[Assigned task]:
Reading down the listing below, count the lines where the word "Extension" shows up, then give only that count.

[Data to use]:
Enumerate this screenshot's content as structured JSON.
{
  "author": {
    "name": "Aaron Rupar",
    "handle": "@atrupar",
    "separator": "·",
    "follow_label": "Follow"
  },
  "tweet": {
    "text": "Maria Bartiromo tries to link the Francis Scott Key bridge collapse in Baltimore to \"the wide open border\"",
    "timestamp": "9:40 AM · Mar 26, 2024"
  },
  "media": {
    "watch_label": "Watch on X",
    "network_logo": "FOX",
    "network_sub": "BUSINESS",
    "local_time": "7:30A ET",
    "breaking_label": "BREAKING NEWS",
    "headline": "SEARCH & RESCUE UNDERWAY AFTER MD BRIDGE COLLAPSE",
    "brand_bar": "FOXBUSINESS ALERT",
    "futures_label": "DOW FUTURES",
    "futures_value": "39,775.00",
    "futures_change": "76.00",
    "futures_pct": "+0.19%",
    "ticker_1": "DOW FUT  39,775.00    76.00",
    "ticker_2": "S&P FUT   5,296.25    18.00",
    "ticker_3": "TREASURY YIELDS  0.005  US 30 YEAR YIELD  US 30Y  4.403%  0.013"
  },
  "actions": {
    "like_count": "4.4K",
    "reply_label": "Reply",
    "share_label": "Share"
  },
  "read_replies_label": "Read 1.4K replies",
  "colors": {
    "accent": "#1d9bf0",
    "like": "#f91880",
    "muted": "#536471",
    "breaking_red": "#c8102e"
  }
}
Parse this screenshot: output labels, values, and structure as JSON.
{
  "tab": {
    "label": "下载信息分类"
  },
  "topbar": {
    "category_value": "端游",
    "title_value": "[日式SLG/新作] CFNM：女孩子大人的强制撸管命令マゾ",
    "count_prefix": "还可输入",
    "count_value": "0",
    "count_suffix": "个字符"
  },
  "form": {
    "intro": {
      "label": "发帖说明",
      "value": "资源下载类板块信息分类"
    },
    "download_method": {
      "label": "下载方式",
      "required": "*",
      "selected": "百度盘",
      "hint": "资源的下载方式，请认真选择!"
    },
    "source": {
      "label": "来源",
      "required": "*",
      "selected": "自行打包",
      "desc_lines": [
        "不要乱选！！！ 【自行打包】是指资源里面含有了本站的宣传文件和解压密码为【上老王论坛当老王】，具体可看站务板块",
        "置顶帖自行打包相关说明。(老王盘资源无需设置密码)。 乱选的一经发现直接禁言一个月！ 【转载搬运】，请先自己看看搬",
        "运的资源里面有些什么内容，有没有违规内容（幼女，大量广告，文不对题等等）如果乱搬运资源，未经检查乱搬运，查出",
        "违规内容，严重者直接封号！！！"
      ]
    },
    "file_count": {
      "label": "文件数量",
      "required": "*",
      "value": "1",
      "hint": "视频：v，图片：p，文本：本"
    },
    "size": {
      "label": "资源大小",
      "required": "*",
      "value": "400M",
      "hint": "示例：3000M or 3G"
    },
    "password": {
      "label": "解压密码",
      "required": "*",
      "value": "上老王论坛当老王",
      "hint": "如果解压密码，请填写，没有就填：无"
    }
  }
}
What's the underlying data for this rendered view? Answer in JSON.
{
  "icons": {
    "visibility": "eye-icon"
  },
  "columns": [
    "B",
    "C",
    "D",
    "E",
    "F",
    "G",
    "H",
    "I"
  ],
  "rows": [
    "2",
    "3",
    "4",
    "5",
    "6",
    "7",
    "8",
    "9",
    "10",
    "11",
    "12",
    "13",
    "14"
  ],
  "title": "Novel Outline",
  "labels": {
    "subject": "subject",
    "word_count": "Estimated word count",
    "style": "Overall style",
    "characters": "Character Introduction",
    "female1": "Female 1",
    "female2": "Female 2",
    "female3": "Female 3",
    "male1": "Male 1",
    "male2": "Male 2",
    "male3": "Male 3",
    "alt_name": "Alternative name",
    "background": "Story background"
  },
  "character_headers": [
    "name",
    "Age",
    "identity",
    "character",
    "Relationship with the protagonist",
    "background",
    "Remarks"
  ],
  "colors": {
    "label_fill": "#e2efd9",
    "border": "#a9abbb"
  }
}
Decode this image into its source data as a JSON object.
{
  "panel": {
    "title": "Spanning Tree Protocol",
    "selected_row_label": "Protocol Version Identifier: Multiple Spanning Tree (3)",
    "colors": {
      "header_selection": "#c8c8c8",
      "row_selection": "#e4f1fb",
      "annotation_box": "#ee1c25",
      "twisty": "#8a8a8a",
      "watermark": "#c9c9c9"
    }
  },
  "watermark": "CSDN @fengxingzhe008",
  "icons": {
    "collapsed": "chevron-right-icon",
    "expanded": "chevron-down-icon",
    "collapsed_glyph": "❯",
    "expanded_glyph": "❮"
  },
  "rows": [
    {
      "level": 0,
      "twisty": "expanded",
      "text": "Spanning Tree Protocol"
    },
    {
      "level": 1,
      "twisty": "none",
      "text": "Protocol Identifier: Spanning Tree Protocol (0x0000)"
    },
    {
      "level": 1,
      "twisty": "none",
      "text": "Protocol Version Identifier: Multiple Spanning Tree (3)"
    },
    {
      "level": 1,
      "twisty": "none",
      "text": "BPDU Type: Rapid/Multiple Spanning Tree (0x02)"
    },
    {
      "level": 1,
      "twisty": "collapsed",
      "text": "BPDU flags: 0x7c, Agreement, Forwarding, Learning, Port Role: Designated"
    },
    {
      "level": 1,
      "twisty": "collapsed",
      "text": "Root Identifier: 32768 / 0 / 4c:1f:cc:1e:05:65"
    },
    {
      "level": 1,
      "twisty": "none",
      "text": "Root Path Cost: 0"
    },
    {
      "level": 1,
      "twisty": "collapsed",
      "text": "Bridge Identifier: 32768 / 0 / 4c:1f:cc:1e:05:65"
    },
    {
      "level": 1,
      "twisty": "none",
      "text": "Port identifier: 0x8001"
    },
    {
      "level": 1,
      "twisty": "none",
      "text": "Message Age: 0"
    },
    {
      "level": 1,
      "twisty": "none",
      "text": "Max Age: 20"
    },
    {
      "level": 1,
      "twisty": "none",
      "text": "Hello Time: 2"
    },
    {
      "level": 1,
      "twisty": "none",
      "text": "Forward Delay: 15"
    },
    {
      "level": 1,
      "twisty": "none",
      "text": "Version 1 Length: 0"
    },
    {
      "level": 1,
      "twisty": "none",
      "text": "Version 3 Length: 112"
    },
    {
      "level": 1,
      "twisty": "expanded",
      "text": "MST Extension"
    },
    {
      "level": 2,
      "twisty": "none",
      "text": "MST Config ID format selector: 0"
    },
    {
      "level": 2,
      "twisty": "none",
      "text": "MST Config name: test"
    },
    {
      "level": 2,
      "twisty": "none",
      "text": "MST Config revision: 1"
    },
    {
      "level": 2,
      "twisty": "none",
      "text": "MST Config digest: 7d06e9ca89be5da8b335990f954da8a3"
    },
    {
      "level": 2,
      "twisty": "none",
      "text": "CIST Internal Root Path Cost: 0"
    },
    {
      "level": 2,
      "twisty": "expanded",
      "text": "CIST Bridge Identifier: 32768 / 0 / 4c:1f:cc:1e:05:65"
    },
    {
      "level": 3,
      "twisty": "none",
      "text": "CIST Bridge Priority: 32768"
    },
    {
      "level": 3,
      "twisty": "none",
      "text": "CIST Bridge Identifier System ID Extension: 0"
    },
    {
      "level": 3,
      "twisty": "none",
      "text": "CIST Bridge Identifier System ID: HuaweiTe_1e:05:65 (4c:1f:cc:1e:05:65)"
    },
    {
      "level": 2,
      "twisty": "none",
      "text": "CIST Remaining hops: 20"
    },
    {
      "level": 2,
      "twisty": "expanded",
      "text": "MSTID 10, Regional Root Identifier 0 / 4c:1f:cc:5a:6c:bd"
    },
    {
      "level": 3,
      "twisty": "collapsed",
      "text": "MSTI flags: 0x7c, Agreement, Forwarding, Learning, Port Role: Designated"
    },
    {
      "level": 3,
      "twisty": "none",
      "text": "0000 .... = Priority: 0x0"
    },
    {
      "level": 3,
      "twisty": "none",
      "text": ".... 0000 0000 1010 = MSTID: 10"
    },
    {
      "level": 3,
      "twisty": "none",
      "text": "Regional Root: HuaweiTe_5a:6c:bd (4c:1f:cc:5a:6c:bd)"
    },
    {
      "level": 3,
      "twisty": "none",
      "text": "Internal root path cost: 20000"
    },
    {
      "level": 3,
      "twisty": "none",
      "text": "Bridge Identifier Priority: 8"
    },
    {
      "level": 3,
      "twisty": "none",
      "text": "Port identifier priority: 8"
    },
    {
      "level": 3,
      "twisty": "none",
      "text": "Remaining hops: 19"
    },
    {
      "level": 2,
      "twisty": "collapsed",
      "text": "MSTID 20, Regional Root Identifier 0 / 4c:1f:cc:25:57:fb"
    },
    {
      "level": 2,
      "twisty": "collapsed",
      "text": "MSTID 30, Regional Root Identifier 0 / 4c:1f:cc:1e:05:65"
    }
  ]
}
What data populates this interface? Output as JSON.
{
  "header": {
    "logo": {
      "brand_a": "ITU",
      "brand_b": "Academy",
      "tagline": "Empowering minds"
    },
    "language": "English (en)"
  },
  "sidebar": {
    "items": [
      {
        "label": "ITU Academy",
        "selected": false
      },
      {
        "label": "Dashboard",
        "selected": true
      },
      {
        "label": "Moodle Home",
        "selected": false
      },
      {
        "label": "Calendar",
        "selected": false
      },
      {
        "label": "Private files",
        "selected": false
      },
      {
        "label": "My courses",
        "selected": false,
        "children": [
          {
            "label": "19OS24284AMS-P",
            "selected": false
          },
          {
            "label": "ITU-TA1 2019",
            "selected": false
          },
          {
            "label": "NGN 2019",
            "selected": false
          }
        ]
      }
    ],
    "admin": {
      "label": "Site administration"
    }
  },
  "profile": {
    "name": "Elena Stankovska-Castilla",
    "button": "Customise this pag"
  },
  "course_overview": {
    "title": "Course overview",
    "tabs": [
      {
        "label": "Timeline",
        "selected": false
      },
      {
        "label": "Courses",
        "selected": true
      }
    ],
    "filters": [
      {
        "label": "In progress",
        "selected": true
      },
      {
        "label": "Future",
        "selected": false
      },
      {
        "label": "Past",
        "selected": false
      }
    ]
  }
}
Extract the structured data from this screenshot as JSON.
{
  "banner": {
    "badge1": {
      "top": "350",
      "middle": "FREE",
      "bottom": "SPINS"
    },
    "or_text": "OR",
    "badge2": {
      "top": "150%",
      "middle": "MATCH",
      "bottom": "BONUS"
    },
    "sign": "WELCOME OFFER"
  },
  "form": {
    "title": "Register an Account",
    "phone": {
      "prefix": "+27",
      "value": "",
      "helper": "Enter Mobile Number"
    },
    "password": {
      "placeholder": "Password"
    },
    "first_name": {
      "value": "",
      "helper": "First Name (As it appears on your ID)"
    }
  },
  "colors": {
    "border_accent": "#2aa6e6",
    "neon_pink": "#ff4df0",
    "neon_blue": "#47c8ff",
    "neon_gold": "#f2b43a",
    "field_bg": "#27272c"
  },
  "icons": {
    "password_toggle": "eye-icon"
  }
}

[Your response]:
2